But over the past year, the court has handed down a series of rulings that seem to indicate the limits of its enthusiasm for pumping up state authority. First, last year, it held that states are not immune under the 11th Amendment from suits for damages for violations of the Family and Medical Leave Act. This term, it followed up with a decision holding that states could be sued as well for damages for certain violations of the Americans With Disabilities Act -- though it had earlier immunized states against other violations of the same law. Then, last month, the court held in a 5 to 4 vote that a law barring lower federal courts from restraining "the assessment, levy or collection of any tax under State law" does not prevent federal suits challenging state laws that grant tax credits.

Cases in which the court declines to strike blows for states' rights often appear to be dogs that didn't bark, and they consequently tend to escape public notice. The tax credit case -- Hibbs v. Winn -- is a good example. As Justice Ruth Bader Ginsburg pointed out for the majority, federal courts for "a near half century . . . have entertained challenges to tax credits authorized by state law" without seeing the federal statute as getting in their way. So the decision did little more than validate a status quo that has long gone unquestioned. But a few years ago it would have been easy to imagine the justices deciding this case differently, that is, actively looking for ways to interpret the law to bolster state power.
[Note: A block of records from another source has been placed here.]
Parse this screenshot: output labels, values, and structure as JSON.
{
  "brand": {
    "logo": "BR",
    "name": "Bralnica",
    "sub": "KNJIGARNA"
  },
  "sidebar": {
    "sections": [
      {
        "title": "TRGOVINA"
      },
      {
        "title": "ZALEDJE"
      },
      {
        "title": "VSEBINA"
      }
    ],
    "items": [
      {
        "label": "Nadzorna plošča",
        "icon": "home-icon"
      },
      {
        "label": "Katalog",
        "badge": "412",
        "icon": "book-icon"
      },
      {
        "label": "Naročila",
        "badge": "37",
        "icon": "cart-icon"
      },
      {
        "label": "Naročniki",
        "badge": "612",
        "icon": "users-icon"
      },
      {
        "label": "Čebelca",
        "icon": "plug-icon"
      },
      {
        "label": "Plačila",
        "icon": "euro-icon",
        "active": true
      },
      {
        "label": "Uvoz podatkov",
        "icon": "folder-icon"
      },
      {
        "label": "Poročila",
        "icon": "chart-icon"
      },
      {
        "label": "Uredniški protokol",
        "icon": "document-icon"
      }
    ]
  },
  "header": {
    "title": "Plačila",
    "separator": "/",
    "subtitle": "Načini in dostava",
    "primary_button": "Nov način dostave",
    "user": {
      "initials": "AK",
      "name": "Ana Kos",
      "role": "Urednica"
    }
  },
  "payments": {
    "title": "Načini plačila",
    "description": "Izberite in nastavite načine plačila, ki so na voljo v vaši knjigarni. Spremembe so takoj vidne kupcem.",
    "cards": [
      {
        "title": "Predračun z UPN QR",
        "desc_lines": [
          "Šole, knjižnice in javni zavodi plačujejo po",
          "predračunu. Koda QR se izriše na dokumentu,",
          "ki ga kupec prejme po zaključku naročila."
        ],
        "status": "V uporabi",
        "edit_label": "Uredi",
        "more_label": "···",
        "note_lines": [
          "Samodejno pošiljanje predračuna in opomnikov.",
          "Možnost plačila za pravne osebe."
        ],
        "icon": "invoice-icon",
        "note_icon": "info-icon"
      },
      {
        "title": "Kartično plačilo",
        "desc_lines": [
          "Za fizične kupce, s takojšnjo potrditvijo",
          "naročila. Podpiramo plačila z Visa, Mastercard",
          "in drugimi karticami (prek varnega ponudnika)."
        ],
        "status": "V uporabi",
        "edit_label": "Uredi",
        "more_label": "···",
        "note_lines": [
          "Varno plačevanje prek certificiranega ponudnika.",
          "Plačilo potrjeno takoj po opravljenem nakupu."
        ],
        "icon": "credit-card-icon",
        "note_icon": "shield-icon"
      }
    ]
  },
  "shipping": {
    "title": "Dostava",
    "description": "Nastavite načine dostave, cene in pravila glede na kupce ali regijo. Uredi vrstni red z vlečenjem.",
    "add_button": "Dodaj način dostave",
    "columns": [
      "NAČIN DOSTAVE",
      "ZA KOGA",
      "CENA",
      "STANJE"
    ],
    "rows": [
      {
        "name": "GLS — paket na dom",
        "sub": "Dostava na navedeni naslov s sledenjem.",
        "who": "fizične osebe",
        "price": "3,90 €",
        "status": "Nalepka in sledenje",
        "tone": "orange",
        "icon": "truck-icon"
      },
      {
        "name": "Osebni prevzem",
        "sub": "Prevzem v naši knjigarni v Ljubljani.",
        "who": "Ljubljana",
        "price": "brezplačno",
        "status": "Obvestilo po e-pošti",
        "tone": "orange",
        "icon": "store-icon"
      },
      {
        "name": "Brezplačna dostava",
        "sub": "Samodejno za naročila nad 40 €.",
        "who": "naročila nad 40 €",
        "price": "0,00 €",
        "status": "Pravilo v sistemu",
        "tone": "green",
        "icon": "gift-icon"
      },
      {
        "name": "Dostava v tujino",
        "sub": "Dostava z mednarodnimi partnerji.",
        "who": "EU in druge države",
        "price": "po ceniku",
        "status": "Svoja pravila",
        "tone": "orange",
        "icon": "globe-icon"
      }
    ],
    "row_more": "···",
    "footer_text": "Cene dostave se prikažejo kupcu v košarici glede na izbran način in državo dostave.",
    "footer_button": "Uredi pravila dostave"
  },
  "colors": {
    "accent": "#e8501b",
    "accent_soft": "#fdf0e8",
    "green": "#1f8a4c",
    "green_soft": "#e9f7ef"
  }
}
It is still too early to say that the danger of an aggressive federalism jurisprudence has passed. The court has yet to define the limits of its recent interest in reining in Congress's historically broad power to regulate interstate commerce. Moreover, nearly all of the court's recent federalism cases have involved close votes, so changes in the court's composition could produce dramatic swings in doctrine. To a significant degree, in fact, the recent shift reflects the changing approach of a single justice: Sandra Day O'Connor. Still, the court's mood has clearly changed. No longer does the court appear to be reaching to remind Congress of the limits of its power and to generate maneuvering room for state governments under federal law. Now, rather, the court seems to be striving to put limits on its previous work.